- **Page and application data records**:

*** Begin section ***

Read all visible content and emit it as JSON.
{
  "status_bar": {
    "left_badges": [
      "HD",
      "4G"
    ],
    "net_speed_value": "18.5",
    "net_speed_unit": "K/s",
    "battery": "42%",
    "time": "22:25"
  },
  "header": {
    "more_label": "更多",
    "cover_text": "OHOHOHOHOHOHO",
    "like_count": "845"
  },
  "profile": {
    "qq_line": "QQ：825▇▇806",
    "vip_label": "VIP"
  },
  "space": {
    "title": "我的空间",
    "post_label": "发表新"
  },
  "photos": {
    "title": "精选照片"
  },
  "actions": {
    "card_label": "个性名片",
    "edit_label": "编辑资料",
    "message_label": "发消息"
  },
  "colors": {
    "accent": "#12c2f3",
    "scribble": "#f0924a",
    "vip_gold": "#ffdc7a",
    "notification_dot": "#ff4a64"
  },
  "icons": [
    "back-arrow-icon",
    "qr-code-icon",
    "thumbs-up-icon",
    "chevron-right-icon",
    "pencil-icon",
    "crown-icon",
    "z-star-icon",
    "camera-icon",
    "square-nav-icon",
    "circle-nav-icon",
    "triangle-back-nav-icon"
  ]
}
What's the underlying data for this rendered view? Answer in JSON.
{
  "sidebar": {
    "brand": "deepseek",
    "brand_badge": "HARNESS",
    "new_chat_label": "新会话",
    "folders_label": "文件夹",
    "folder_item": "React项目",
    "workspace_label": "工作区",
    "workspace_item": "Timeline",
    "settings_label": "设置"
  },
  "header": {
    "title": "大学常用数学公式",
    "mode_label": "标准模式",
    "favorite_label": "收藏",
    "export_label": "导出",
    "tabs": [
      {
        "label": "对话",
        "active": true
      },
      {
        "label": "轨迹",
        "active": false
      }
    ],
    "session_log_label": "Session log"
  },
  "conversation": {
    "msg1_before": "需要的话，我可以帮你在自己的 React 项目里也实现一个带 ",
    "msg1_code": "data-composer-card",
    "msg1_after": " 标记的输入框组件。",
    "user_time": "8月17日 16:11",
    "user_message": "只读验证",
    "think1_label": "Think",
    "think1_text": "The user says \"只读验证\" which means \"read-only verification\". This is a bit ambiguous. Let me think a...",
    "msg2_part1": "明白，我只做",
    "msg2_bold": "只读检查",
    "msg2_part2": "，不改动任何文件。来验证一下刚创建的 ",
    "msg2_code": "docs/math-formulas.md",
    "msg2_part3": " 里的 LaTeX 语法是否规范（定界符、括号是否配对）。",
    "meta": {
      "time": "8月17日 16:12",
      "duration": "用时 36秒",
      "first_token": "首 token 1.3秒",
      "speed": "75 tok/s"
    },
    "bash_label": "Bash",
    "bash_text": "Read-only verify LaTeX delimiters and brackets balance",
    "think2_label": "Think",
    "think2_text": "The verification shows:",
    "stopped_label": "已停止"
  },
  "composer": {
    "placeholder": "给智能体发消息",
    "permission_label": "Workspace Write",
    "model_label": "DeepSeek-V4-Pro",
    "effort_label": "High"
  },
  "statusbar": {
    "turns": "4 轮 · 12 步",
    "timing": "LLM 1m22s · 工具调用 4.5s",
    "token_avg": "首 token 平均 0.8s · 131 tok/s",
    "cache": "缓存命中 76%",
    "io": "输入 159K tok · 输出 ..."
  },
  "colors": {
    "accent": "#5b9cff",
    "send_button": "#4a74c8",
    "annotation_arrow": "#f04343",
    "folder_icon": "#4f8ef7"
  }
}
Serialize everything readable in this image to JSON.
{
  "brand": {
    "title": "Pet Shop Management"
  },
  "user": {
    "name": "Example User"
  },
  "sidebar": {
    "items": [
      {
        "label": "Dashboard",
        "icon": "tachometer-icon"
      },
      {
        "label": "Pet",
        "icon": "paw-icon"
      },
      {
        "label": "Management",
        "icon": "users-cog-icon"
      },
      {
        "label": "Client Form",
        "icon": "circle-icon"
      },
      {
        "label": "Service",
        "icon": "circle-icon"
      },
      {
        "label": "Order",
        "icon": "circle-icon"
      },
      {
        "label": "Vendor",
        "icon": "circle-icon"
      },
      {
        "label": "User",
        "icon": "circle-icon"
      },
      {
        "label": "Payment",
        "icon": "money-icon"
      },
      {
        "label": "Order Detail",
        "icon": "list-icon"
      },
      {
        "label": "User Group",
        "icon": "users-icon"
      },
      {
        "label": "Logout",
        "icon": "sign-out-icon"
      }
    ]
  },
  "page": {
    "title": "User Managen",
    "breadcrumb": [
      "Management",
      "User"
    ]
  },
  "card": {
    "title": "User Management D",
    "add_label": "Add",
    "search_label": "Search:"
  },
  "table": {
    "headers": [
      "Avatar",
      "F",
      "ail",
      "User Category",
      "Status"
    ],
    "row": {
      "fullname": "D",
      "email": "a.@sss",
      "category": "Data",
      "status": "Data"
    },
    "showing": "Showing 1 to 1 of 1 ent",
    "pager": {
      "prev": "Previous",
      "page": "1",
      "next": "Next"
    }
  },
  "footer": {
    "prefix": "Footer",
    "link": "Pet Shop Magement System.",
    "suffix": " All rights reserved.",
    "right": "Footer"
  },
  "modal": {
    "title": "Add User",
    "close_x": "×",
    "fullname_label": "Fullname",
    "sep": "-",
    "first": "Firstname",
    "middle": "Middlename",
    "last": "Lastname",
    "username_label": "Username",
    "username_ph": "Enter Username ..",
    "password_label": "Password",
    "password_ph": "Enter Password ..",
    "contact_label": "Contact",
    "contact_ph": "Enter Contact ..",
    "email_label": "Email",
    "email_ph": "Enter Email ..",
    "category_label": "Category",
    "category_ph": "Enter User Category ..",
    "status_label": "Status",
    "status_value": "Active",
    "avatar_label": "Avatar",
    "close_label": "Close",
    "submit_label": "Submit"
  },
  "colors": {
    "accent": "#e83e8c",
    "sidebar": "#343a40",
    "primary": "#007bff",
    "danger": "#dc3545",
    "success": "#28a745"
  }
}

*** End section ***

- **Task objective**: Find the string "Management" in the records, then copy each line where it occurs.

- **Output for this exercise**:
    "title": "Pet Shop Management"
        "label": "Management",
      "Management",
    "title": "User Management D",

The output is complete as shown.